What most people may not know, though, is that there’s a battle going on in certain circles about a certain significant detail that the makers of the film chose to leave out. The combatants are certain paleontologists, or their accolytes on one side, and the makers of the movie, and its defenders on the other (with some intermixing).
At issue is the fact that the movie does not show dinosaurs with feathers. You see, science has learned, due to fairly recently unearthed fossils, that the theropods branch of dinosaurs were feathered, indicating that they were the ancestors of birds. And actually, if you’ll remember the last scene in Jurassic Park, the one where, as the group is leaving the island in a helicopter, the view shifts to several pelicans flying below them, its clear the filmmakers knew it too.
Anyway, so those who were discouraged that previous editions of JP did not present dinosaurs with feathers were hoping that this time around they would. But no, for consistency reasons, I suspect (and probably because the fright factor with giant birds might not be the same), they kept them bare and reptilian looking.
I won’t wade into the debate except to say, the movie’s made and there’s no redoing it. If the series had shown dinosaurs with feathers all along I’d have preferred that, but it’s a bit late now.
All of this reinforces, in my mind my desire to keep Opalescence accurate, something I’ve struggled to do. On the other hand, I also employed some literary license to fill in gaps, make conjectures, and/or add scenery.

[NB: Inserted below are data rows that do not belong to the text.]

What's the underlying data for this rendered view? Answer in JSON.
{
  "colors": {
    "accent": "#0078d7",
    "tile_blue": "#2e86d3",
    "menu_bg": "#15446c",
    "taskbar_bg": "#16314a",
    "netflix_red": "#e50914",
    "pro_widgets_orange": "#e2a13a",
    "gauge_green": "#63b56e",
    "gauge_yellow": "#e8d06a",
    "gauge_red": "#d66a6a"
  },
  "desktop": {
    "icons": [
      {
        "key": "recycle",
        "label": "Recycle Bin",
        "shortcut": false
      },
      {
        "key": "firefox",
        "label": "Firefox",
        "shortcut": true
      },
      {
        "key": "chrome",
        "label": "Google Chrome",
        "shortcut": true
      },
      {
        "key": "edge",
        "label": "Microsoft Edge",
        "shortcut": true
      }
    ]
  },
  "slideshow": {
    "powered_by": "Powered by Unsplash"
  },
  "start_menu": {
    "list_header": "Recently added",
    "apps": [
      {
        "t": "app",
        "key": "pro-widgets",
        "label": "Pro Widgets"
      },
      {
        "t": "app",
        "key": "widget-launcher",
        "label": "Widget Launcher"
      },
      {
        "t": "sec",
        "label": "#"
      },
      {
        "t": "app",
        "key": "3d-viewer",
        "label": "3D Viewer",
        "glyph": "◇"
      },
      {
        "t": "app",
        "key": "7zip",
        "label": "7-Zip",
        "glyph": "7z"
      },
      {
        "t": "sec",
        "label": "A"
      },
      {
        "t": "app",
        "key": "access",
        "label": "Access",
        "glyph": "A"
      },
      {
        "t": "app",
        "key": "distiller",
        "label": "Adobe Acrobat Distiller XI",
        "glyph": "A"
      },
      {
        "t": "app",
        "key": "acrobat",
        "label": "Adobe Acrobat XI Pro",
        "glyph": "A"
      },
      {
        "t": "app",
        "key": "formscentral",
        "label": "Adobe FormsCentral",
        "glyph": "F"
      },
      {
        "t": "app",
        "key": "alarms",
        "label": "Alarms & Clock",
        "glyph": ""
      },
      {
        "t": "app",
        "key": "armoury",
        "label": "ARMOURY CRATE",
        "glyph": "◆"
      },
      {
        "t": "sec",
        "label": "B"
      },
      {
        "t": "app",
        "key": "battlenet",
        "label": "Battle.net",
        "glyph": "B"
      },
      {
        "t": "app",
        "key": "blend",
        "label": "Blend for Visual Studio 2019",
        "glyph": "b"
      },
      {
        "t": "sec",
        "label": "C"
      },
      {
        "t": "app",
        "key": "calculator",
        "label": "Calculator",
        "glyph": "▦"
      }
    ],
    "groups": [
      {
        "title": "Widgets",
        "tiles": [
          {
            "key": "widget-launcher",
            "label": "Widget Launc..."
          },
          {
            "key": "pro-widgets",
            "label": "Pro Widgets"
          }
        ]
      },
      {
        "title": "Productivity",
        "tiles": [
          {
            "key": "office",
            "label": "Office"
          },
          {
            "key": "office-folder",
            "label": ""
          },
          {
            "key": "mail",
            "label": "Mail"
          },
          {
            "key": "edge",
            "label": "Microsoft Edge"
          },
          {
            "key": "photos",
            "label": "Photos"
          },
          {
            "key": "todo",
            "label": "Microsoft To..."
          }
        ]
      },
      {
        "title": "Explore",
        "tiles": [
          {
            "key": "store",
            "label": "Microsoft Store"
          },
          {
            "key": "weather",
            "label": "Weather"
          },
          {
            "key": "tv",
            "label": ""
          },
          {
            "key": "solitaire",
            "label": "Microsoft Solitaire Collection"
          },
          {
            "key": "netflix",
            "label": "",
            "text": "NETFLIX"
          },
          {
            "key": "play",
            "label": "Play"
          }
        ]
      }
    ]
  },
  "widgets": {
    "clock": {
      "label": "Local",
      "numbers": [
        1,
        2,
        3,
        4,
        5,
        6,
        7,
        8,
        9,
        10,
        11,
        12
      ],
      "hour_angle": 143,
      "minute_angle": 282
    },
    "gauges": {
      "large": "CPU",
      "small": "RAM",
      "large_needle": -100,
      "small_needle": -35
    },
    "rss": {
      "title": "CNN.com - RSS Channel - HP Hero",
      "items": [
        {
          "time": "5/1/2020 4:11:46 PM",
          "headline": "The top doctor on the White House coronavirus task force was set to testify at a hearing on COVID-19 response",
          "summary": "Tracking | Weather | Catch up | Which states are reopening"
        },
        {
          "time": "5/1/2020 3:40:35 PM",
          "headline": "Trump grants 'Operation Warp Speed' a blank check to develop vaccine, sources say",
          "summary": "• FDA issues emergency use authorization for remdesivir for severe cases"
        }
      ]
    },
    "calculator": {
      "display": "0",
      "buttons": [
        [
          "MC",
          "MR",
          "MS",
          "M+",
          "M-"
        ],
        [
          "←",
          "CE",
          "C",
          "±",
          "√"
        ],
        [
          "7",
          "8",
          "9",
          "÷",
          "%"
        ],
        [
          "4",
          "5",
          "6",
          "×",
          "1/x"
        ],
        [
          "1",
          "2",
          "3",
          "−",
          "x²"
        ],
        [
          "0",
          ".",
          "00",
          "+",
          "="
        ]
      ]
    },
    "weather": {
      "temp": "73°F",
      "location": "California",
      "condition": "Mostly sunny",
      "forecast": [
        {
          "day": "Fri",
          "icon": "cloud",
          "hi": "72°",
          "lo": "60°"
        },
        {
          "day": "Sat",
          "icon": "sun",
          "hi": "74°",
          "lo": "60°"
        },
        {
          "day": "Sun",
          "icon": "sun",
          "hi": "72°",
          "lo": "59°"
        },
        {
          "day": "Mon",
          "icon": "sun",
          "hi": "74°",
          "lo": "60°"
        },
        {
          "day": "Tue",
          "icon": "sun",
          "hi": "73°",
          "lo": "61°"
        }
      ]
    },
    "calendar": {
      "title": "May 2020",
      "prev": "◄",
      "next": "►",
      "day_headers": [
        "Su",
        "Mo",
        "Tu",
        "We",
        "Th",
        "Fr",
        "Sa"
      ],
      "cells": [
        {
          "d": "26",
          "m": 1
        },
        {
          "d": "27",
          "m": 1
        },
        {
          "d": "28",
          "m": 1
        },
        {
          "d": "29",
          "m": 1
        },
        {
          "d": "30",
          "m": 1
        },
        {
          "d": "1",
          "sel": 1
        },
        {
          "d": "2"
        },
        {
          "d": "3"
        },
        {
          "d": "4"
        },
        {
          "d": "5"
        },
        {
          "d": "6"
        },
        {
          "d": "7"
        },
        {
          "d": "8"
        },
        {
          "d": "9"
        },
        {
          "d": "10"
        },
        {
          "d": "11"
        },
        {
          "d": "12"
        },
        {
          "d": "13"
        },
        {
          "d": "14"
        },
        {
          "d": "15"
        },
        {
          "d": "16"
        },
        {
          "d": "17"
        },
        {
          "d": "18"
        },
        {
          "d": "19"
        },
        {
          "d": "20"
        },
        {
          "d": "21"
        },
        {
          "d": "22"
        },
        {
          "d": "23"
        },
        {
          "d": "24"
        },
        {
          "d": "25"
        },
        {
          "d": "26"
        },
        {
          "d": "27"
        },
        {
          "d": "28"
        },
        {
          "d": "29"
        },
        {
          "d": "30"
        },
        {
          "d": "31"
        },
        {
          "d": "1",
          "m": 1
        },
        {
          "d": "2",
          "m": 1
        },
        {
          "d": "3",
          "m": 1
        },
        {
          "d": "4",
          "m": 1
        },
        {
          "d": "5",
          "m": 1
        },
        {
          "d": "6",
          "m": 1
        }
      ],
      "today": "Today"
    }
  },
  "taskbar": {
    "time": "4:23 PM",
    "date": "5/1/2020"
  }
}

Though many scientists helped me with the science, because of these personal forays I state at the beginning:
While the author has endeavored to be thorough and accurate regarding life and conditions during the Miocene, this work is one interpretation. Thus, it is possible that errors have crept in. Additionally, due to scanty data, and in an effort to recreate that long bygone world, certain scenarios are envisaged. These imaginings and errors are solely those of the author. The use of material from others does not imply endorsement of the ideas herein.
Every now and then, if I find an inaccuracy in the science of the story, I do a revision. If you have an older version, my apologies. On the other hand, however, please keep in mind that Opalescence is a novel, not a science text.